**EXERCISE**. Would you set down the data below exactly as shown?

**DATA IN THIS EXERCISE**.

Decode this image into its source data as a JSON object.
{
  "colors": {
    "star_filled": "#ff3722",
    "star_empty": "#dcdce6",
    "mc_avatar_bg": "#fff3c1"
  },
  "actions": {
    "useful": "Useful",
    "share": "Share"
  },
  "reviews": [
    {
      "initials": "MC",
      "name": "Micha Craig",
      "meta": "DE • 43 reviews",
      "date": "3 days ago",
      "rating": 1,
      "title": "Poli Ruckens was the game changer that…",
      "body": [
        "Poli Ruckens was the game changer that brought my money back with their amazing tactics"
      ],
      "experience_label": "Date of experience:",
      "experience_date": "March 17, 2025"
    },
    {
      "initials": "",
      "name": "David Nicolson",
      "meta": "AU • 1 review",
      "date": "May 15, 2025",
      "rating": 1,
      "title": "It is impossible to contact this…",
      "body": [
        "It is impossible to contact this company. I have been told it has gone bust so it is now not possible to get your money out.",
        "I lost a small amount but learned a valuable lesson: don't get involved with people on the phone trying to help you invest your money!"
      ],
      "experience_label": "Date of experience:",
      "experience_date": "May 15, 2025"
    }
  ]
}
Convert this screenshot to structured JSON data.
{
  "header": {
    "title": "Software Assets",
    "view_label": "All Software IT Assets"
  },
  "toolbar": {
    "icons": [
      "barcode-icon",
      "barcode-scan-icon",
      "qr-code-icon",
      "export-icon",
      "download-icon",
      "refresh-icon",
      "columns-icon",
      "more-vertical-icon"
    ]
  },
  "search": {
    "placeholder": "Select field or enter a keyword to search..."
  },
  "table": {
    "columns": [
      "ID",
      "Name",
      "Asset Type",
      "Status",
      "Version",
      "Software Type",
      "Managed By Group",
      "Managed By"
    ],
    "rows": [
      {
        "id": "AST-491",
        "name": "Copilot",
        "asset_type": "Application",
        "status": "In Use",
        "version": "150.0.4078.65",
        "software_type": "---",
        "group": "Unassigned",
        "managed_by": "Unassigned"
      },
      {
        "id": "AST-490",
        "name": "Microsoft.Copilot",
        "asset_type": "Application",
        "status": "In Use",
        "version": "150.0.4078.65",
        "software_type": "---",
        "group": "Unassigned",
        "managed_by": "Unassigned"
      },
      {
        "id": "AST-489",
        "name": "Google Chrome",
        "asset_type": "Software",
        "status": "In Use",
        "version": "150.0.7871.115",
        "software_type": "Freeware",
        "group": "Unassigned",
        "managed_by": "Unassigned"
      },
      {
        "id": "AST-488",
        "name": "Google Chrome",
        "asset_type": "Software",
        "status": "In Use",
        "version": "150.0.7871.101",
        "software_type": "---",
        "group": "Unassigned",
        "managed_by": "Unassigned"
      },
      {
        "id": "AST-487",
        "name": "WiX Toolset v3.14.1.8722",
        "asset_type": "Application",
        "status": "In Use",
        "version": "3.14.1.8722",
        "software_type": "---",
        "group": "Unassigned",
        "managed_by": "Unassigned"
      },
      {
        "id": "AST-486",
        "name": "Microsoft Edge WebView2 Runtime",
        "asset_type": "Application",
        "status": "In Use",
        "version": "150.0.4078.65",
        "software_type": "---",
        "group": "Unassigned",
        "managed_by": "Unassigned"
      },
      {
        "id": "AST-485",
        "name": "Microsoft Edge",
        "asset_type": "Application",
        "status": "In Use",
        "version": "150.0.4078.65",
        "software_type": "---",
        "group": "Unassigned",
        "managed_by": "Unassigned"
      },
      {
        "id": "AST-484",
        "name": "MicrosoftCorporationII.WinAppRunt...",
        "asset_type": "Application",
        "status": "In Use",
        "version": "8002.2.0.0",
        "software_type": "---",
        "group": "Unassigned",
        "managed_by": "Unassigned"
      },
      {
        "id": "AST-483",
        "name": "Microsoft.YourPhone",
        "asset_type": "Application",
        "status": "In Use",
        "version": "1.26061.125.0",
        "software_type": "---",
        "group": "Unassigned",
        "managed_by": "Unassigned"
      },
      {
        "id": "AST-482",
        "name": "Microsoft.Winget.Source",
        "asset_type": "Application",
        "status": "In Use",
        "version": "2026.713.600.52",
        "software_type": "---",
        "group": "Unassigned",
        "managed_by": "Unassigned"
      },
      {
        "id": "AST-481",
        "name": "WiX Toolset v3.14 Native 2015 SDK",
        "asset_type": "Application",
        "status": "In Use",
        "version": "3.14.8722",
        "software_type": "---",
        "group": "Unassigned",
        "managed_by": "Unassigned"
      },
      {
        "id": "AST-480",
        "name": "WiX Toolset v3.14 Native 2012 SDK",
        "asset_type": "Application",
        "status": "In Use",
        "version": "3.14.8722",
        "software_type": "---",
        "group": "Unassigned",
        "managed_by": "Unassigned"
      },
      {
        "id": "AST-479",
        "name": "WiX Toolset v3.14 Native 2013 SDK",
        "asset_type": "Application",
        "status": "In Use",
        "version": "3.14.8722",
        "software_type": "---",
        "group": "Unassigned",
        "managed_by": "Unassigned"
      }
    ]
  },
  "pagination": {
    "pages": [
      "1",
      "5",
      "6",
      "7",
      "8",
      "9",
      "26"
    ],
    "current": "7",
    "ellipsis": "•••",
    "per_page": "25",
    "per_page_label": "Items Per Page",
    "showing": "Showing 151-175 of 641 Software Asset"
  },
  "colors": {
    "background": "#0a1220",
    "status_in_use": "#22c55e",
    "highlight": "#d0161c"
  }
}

**RESPONSE**.
Decode this image into its source data as a JSON object.
{
  "colors": {
    "star_filled": "#ff3722",
    "star_empty": "#dcdce6",
    "mc_avatar_bg": "#fff3c1"
  },
  "actions": {
    "useful": "Useful",
    "share": "Share"
  },
  "reviews": [
    {
      "initials": "MC",
      "name": "Micha Craig",
      "meta": "DE • 43 reviews",
      "date": "3 days ago",
      "rating": 1,
      "title": "Poli Ruckens was the game changer that…",
      "body": [
        "Poli Ruckens was the game changer that brought my money back with their amazing tactics"
      ],
      "experience_label": "Date of experience:",
      "experience_date": "March 17, 2025"
    },
    {
      "initials": "",
      "name": "David Nicolson",
      "meta": "AU • 1 review",
      "date": "May 15, 2025",
      "rating": 1,
      "title": "It is impossible to contact this…",
      "body": [
        "It is impossible to contact this company. I have been told it has gone bust so it is now not possible to get your money out.",
        "I lost a small amount but learned a valuable lesson: don't get involved with people on the phone trying to help you invest your money!"
      ],
      "experience_label": "Date of experience:",
      "experience_date": "May 15, 2025"
    }
  ]
}
Convert this screenshot to structured JSON data.
{
  "header": {
    "title": "Software Assets",
    "view_label": "All Software IT Assets"
  },
  "toolbar": {
    "icons": [
      "barcode-icon",
      "barcode-scan-icon",
      "qr-code-icon",
      "export-icon",
      "download-icon",
      "refresh-icon",
      "columns-icon",
      "more-vertical-icon"
    ]
  },
  "search": {
    "placeholder": "Select field or enter a keyword to search..."
  },
  "table": {
    "columns": [
      "ID",
      "Name",
      "Asset Type",
      "Status",
      "Version",
      "Software Type",
      "Managed By Group",
      "Managed By"
    ],
    "rows": [
      {
        "id": "AST-491",
        "name": "Copilot",
        "asset_type": "Application",
        "status": "In Use",
        "version": "150.0.4078.65",
        "software_type": "---",
        "group": "Unassigned",
        "managed_by": "Unassigned"
      },
      {
        "id": "AST-490",
        "name": "Microsoft.Copilot",
        "asset_type": "Application",
        "status": "In Use",
        "version": "150.0.4078.65",
        "software_type": "---",
        "group": "Unassigned",
        "managed_by": "Unassigned"
      },
      {
        "id": "AST-489",
        "name": "Google Chrome",
        "asset_type": "Software",
        "status": "In Use",
        "version": "150.0.7871.115",
        "software_type": "Freeware",
        "group": "Unassigned",
        "managed_by": "Unassigned"
      },
      {
        "id": "AST-488",
        "name": "Google Chrome",
        "asset_type": "Software",
        "status": "In Use",
        "version": "150.0.7871.101",
        "software_type": "---",
        "group": "Unassigned",
        "managed_by": "Unassigned"
      },
      {
        "id": "AST-487",
        "name": "WiX Toolset v3.14.1.8722",
        "asset_type": "Application",
        "status": "In Use",
        "version": "3.14.1.8722",
        "software_type": "---",
        "group": "Unassigned",
        "managed_by": "Unassigned"
      },
      {
        "id": "AST-486",
        "name": "Microsoft Edge WebView2 Runtime",
        "asset_type": "Application",
        "status": "In Use",
        "version": "150.0.4078.65",
        "software_type": "---",
        "group": "Unassigned",
        "managed_by": "Unassigned"
      },
      {
        "id": "AST-485",
        "name": "Microsoft Edge",
        "asset_type": "Application",
        "status": "In Use",
        "version": "150.0.4078.65",
        "software_type": "---",
        "group": "Unassigned",
        "managed_by": "Unassigned"
      },
      {
        "id": "AST-484",
        "name": "MicrosoftCorporationII.WinAppRunt...",
        "asset_type": "Application",
        "status": "In Use",
        "version": "8002.2.0.0",
        "software_type": "---",
        "group": "Unassigned",
        "managed_by": "Unassigned"
      },
      {
        "id": "AST-483",
        "name": "Microsoft.YourPhone",
        "asset_type": "Application",
        "status": "In Use",
        "version": "1.26061.125.0",
        "software_type": "---",
        "group": "Unassigned",
        "managed_by": "Unassigned"
      },
      {
        "id": "AST-482",
        "name": "Microsoft.Winget.Source",
        "asset_type": "Application",
        "status": "In Use",
        "version": "2026.713.600.52",
        "software_type": "---",
        "group": "Unassigned",
        "managed_by": "Unassigned"
      },
      {
        "id": "AST-481",
        "name": "WiX Toolset v3.14 Native 2015 SDK",
        "asset_type": "Application",
        "status": "In Use",
        "version": "3.14.8722",
        "software_type": "---",
        "group": "Unassigned",
        "managed_by": "Unassigned"
      },
      {
        "id": "AST-480",
        "name": "WiX Toolset v3.14 Native 2012 SDK",
        "asset_type": "Application",
        "status": "In Use",
        "version": "3.14.8722",
        "software_type": "---",
        "group": "Unassigned",
        "managed_by": "Unassigned"
      },
      {
        "id": "AST-479",
        "name": "WiX Toolset v3.14 Native 2013 SDK",
        "asset_type": "Application",
        "status": "In Use",
        "version": "3.14.8722",
        "software_type": "---",
        "group": "Unassigned",
        "managed_by": "Unassigned"
      }
    ]
  },
  "pagination": {
    "pages": [
      "1",
      "5",
      "6",
      "7",
      "8",
      "9",
      "26"
    ],
    "current": "7",
    "ellipsis": "•••",
    "per_page": "25",
    "per_page_label": "Items Per Page",
    "showing": "Showing 151-175 of 641 Software Asset"
  },
  "colors": {
    "background": "#0a1220",
    "status_in_use": "#22c55e",
    "highlight": "#d0161c"
  }
}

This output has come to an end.